Assignment ::
Across the entries below, how many lines include "digit"? Give the number and nothing else.

# # # # #

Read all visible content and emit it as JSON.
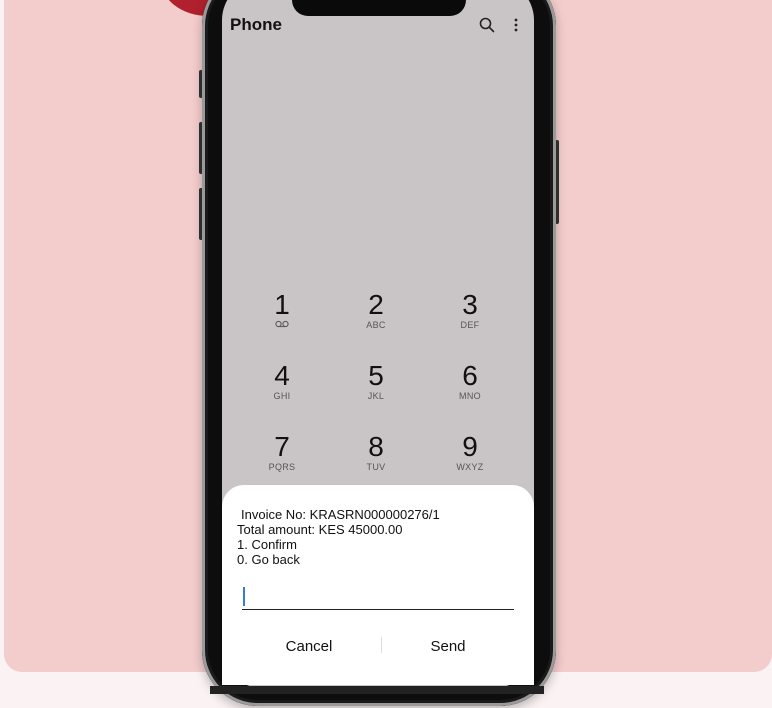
{
  "app": {
    "title": "Phone"
  },
  "toolbar": {
    "search_icon": "search-icon",
    "more_icon": "more-vert-icon"
  },
  "dialpad": {
    "keys": [
      {
        "digit": "1",
        "letters": ""
      },
      {
        "digit": "2",
        "letters": "ABC"
      },
      {
        "digit": "3",
        "letters": "DEF"
      },
      {
        "digit": "4",
        "letters": "GHI"
      },
      {
        "digit": "5",
        "letters": "JKL"
      },
      {
        "digit": "6",
        "letters": "MNO"
      },
      {
        "digit": "7",
        "letters": "PQRS"
      },
      {
        "digit": "8",
        "letters": "TUV"
      },
      {
        "digit": "9",
        "letters": "WXYZ"
      }
    ]
  },
  "dialog": {
    "lines": [
      "Invoice No: KRASRN000000276/1",
      "Total amount: KES 45000.00",
      "1. Confirm",
      "0. Go back"
    ],
    "input_value": "",
    "cancel_label": "Cancel",
    "send_label": "Send"
  },
  "colors": {
    "background_card": "#f3cccc",
    "badge": "#b0202e",
    "screen": "#c9c5c6",
    "cursor": "#3a7bd5"
  }
}
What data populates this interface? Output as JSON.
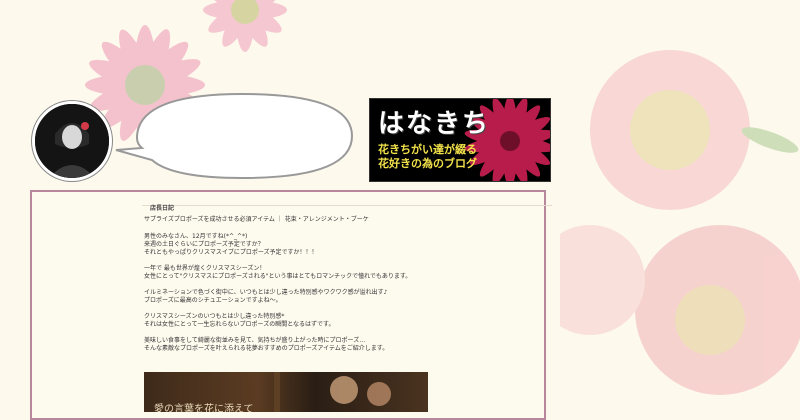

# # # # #

Reply to the exercise ::
9